From the Q Poll:
Democratic incumbent Governor Ned Lamont leads Republican challenger Bob Stefanowski 51 – 43 percent in Connecticut’s gubernatorial race, according to a Quinnipiac (KWIN-uh-pea-ack) University poll of registered voters in Connecticut released today. This poll was conducted from May 19th – 23rd.
Democrats support Lamont 92 – 6 percent, while Republicans back Stefanowski 89 – 9 percent. Independents are divided with 47 percent supporting Lamont and 43 percent supporting Stefanowski. Women back Lamont 59 – 35 percent, while men back Stefanowski 52 – 42 percent.
“Governor Lamont, propelled by strong support from women and enjoying a positive job approval rating from Connecticut voters, leads in a rematch with Bob Stefanowski, but it’s certainly not a lock,” said Quinnipiac University Poll Director Doug Schwartz.
Fifty percent of voters have a favorable opinion of Ned Lamont, while 36 percent have an unfavorable opinion of him, and 11 percent haven’t heard enough about him.
Thirty-seven percent of voters have a favorable opinion of Bob Stefanowski, while 22 percent have an unfavorable opinion of him, and 38 percent haven’t heard enough about him.
MOST IMPORTANT ISSUE
The economy tops the list as the most important issue to voters in deciding who to vote for in the election for governor. Thirty-five percent of voters say the economy is the most important issue, followed by taxes (15 percent) and abortion (11 percent).
Among Republicans, the top issues are the economy (45 percent) and taxes (25 percent), with no other issue hitting double digits.
Among Democrats, the top issues are the economy (25 percent), abortion (16 percent), and taxes (10 percent).
Among independents, the top issues are the economy (37 percent) and taxes (16 percent).
Fifty-two percent of voters approve of the way Ned Lamont is handling his job as governor, while 38 percent disapprove. This compares to a 65 – 26 percent job approval rating in a Quinnipiac University poll in May 2020 during the height of the initial wave of the coronavirus pandemic.
Seventy-one percent of voters approve of the way Lamont is handling the response to the coronavirus, while 23 percent disapprove. In May 2020, Lamont received a 78 – 17 percent approval rating for his handling of the response to the coronavirus.
On Lamont’s handling of the state budget, voters are split with 43 percent approving and 44 percent disapproving.
Voters give Senator Chris Murphy a 45 – 37 percent job approval rating. This is his lowest score in a Quinnipiac poll since taking office in 2013.
Voters give Senator Richard Blumenthal a 45 – 43 percent job approval rating. This is his lowest score in a Quinnipiac poll since taking office in 2011.
Voters give President Joe Biden a negative 40 – 54 percent job approval rating.
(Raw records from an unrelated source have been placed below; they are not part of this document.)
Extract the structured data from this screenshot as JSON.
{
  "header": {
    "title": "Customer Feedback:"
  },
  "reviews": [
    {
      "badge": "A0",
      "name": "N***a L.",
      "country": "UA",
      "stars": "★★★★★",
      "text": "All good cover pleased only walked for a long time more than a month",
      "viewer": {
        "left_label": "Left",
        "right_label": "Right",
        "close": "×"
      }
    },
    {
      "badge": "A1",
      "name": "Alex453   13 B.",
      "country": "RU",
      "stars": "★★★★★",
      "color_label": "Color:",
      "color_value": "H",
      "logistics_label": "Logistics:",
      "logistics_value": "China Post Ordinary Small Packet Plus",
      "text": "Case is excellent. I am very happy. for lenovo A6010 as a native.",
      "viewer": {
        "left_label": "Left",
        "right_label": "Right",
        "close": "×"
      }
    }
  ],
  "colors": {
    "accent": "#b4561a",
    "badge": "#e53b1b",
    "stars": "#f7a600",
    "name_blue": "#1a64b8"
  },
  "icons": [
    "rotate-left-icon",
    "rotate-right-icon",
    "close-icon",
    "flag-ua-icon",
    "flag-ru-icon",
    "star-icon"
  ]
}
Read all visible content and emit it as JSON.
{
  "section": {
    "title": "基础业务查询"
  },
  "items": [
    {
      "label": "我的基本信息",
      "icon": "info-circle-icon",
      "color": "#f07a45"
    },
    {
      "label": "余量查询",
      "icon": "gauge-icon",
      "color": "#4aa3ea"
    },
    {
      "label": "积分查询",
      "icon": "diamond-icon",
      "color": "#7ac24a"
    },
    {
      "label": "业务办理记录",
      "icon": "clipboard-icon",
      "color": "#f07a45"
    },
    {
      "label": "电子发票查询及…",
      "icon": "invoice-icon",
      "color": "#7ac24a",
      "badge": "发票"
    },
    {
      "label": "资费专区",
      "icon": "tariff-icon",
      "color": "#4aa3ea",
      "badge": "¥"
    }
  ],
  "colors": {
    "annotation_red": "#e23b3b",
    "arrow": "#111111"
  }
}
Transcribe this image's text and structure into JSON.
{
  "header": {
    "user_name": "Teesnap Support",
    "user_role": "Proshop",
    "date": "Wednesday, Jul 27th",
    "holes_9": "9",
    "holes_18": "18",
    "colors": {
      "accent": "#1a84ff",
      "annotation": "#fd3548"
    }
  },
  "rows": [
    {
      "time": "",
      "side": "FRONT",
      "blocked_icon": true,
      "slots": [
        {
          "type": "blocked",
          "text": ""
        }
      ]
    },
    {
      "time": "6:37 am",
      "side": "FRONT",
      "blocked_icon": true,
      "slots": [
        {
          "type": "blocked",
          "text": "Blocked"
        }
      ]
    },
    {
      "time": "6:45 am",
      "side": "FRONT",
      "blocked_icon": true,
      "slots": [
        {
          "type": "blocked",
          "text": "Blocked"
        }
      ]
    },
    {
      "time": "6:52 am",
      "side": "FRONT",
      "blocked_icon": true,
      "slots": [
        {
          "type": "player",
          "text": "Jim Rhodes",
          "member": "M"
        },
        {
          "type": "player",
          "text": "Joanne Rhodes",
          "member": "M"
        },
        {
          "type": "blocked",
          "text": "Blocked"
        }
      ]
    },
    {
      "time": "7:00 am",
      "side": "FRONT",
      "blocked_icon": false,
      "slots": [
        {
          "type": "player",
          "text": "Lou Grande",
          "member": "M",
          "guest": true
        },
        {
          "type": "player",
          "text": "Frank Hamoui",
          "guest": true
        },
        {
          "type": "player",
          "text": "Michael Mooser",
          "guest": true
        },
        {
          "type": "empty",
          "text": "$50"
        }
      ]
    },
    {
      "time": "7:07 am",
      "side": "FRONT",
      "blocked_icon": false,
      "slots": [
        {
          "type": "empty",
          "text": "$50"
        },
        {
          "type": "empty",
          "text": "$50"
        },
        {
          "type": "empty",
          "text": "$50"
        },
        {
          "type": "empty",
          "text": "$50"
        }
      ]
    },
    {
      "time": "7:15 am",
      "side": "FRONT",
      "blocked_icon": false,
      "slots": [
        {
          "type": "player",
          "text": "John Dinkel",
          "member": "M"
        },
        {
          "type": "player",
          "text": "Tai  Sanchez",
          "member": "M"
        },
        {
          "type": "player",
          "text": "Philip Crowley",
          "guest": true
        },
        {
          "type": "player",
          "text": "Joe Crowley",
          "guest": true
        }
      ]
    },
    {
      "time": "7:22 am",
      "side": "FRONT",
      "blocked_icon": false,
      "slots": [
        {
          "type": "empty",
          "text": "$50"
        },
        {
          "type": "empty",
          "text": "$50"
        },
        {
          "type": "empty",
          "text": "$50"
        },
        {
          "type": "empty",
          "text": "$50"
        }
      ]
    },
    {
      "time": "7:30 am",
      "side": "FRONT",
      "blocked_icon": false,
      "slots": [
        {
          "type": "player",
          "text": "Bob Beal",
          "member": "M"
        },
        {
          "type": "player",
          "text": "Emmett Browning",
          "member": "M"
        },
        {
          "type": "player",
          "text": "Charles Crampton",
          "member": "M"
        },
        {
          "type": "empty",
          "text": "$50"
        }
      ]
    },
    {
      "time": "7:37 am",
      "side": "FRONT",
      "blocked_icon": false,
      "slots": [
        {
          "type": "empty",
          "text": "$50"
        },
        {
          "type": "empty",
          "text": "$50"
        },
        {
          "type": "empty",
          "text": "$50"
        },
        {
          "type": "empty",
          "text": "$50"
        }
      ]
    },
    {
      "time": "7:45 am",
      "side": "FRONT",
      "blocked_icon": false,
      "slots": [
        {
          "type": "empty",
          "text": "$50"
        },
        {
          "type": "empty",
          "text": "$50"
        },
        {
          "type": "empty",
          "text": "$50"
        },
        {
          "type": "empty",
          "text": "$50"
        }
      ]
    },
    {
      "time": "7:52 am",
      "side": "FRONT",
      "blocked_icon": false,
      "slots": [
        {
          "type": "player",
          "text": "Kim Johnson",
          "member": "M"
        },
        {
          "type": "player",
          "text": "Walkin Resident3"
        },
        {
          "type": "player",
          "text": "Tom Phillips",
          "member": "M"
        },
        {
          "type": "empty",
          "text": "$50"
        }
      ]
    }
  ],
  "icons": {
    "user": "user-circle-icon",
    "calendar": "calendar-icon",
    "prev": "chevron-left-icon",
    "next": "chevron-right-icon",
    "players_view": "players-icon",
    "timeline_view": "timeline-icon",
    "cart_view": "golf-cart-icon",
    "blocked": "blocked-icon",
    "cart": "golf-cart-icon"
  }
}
Forty percent of voters say the state of Connecticut’s economy is either excellent (3 percent) or good (37 percent), while 57 percent say the state of Connecticut’s economy is either not so good (34 percent) or poor (23 percent). This is the most positive rating of Connecticut’s economy from voters in a Quinnipiac University poll since April 2005.
Only 13 percent of voters think Connecticut’s economy is getting better, while 45 percent of voters think it’s getting worse, and 40 percent think it’s staying about the same.
Fifty-eight percent of voters say they are worse off financially than they were a year ago, while 25 percent say they are better off, and 15 percent say they are the same.
“A somewhat gloomy financial self-assessment from voters comparing this year to last,” added Schwartz.
Voters support 66 – 26 percent a Connecticut law designed to protect out-of-state patients who seek abortion services in Connecticut from legal action taken by states that have outlawed abortion. This law also protects in-state abortion providers and others involved.
The vast majority of voters (68 percent) think abortion should be legal in all cases (37 percent) or most cases (31 percent), while 23 percent think abortion should be illegal in most cases (18 percent) or all cases (5 percent).
Voters support 67 – 25 percent amending the state constitution to guarantee that women in Connecticut have access to abortion services.
Voters support 70 – 24 percent requiring parental notification before anyone under 16 years old could get an abortion.
1,660 registered voters in Connecticut were surveyed from May 19th – 23rd with a margin of error of +/- 2.4 percentage points.
The Quinnipiac University Poll, directed by Doug Schwartz, Ph.D. since 1994, conducts independent, non-partisan national and state polls on politics and issues. Surveys adhere to industry best practices and are based on random samples of adults using random digit dialing with live interviewers calling landlines and cell phones.